We’ve all been there. We’re in a heated conversation, and our temperature is rising.
Within 10 minutes, a routine issue turns it into an emotional arm wrestling match, with raised voices and bruised egos.
This type of situation is all too common on teams–whether we’re talking a department at your nonprofit or a Board-CEO exchange. Although productive conflict is a hallmark of high-performing teams, many teams struggle to communicate dissenting opinions without triggering resistance and defensiveness. They fall into unproductive conflict by invalidating one another as they argue.
Do any of the following sound familiar? After someone speaks, you make no reference to what she said, instead jumping straight to your counterargument (or going off on a complete tangent). Your points become more polarized as the conversation goes back and forth. Or you use a passive-aggressive approach, turning your body away from the person and toward all the other people in the room. Each of those behaviors sends the signal that you don’t value what the other person has to say. You are invalidating him.
It may be difficult in the moment, but if you can validate the other’s perspective, expertise, and feelings, you will keep the conflict focused on the issue, avoiding the battle that comes when you intentionally or inadvertently invalidate someone.

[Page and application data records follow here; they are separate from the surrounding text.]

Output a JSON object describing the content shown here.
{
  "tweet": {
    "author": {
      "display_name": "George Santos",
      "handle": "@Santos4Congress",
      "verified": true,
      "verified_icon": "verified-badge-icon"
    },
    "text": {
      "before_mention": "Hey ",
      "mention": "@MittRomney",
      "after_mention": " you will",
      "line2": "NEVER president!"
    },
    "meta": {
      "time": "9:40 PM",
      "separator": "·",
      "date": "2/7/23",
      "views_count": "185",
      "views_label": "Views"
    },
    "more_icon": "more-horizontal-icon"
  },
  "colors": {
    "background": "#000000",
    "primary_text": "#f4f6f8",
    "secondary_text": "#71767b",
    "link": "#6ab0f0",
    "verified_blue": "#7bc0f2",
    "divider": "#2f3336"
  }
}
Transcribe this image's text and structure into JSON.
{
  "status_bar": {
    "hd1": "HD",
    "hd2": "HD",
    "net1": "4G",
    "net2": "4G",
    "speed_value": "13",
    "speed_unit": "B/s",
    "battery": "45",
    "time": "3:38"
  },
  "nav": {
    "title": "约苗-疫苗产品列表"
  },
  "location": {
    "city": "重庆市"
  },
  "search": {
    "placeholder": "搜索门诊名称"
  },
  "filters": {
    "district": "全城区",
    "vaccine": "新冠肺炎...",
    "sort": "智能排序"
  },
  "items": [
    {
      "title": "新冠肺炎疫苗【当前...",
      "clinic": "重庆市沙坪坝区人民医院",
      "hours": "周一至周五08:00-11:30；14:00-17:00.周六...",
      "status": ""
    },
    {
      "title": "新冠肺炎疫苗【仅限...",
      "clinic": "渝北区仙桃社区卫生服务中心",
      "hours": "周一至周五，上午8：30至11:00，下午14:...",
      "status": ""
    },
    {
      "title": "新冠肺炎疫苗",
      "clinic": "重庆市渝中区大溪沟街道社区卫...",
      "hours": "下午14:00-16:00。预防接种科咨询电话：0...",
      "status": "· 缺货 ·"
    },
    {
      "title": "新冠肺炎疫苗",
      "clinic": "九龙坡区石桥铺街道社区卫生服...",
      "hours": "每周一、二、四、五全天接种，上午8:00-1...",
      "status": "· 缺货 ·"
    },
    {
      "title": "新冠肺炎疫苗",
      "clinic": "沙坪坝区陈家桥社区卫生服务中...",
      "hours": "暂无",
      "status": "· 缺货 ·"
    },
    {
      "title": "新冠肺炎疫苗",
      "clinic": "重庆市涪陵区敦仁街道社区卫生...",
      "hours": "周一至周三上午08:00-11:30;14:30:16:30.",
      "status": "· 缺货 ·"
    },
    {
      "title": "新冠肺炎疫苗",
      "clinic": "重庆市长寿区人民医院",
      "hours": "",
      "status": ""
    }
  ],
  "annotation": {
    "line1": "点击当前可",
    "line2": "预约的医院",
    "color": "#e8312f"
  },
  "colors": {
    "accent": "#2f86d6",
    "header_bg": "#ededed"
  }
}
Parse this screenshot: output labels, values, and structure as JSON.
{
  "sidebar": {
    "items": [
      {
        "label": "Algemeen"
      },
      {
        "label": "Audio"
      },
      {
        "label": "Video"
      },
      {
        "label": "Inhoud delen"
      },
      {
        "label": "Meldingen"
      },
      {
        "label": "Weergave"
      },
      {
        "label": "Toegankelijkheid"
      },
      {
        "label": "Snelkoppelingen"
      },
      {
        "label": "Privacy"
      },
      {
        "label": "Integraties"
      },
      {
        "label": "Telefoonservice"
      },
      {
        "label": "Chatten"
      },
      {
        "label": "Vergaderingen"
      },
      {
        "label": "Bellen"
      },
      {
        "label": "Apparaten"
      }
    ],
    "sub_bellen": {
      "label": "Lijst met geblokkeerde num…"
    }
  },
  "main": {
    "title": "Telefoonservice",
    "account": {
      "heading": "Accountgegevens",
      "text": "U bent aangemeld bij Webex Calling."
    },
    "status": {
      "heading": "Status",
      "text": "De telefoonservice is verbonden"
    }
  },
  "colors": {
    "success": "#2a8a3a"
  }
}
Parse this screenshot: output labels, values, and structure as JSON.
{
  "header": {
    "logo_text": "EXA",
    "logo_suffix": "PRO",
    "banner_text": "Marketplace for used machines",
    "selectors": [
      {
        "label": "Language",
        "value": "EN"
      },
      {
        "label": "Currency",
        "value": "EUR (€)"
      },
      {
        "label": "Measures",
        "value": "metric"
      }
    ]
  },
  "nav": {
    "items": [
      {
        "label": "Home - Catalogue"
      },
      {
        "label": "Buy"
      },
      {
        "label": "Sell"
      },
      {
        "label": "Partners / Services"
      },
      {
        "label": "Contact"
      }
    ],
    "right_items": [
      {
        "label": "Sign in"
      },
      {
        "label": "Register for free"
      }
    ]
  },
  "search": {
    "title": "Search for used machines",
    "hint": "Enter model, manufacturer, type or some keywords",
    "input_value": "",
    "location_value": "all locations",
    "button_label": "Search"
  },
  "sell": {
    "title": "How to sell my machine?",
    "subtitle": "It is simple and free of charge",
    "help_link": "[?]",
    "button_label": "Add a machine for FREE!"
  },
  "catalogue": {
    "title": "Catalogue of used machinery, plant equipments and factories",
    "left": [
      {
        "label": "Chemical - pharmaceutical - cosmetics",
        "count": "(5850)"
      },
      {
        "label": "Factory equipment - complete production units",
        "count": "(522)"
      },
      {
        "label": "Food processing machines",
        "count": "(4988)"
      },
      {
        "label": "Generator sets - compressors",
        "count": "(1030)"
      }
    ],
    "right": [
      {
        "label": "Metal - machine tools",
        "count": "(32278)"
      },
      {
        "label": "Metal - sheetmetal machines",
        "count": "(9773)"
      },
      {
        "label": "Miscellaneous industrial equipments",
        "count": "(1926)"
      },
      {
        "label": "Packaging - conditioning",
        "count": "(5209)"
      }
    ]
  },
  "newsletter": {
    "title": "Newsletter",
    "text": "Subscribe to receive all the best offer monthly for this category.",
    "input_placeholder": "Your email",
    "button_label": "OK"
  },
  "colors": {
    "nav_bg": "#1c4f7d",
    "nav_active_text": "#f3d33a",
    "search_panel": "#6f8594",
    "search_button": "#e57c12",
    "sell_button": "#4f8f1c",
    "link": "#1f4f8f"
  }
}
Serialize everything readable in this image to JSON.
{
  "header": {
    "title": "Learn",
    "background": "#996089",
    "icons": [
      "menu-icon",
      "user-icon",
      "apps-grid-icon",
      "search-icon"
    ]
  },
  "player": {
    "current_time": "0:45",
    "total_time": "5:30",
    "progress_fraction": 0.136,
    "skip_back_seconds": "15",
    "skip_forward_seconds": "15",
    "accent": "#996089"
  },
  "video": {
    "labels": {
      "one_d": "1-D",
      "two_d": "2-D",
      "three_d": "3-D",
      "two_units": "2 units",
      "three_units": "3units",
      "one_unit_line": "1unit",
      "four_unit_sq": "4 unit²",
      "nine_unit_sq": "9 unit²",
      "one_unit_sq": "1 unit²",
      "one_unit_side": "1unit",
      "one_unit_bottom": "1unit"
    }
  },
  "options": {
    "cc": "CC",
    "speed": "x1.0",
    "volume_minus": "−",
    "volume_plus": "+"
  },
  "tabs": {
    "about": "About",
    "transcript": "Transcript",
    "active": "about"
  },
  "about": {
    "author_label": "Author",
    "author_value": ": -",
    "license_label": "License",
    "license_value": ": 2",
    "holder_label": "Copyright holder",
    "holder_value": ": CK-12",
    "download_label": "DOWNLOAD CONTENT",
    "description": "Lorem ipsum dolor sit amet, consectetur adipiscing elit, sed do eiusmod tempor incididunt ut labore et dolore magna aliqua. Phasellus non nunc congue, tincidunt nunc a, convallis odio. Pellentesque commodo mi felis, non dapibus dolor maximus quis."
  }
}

Here are some tips and tricks to help you turn down the dial in your workplace (these can be used at home, too!) when the heat is starting to escalate:
1.) Make small changes in the language you use. Try using one or more of the following in your next conflict:
- “I think this is a really important issue that we need to talk through openly.”
- “Thanks for raising this issue. I’m uncomfortable with where we’re heading and would feel better if we could talk it through as a team.”
- “I think it took guts to put that on the table. I respect that.”
- “You come at this from a very different perspective than I do, so it’s natural that we see it differently.”
2.) Monitor your words, tone and body language. This demonstrates you value the conflict and the person involved. That doesn’t mean you agree with his point. It does mean that you’re listening and adapting what you think based on his contribution.
3.) Once the above is in place, pivot the conversation to introduce your perspective. Check out some of the ideas below:
- “I think this is a really important issue that we need to talk through openly. Here’s how I’m thinking about it…”
- “Thanks for raising this issue, because I’m uncomfortable with where we’re heading. My discomfort stems from…”
- “I think it took guts to put that on the table. I respect that, so let me reciprocate. Here’s what I’ve been thinking but not saying…”
- “You come at this from a very different perspective than I do, so it’s natural that we see it differently. My perspective is based on…”
- “From your perspective, this is about ___. For me, it’s more about ___.”
Give these a try in your next heated argument, and let us know how it goes!
Blog post by Stacey Wedding, Founder & Chief Strategist of PiP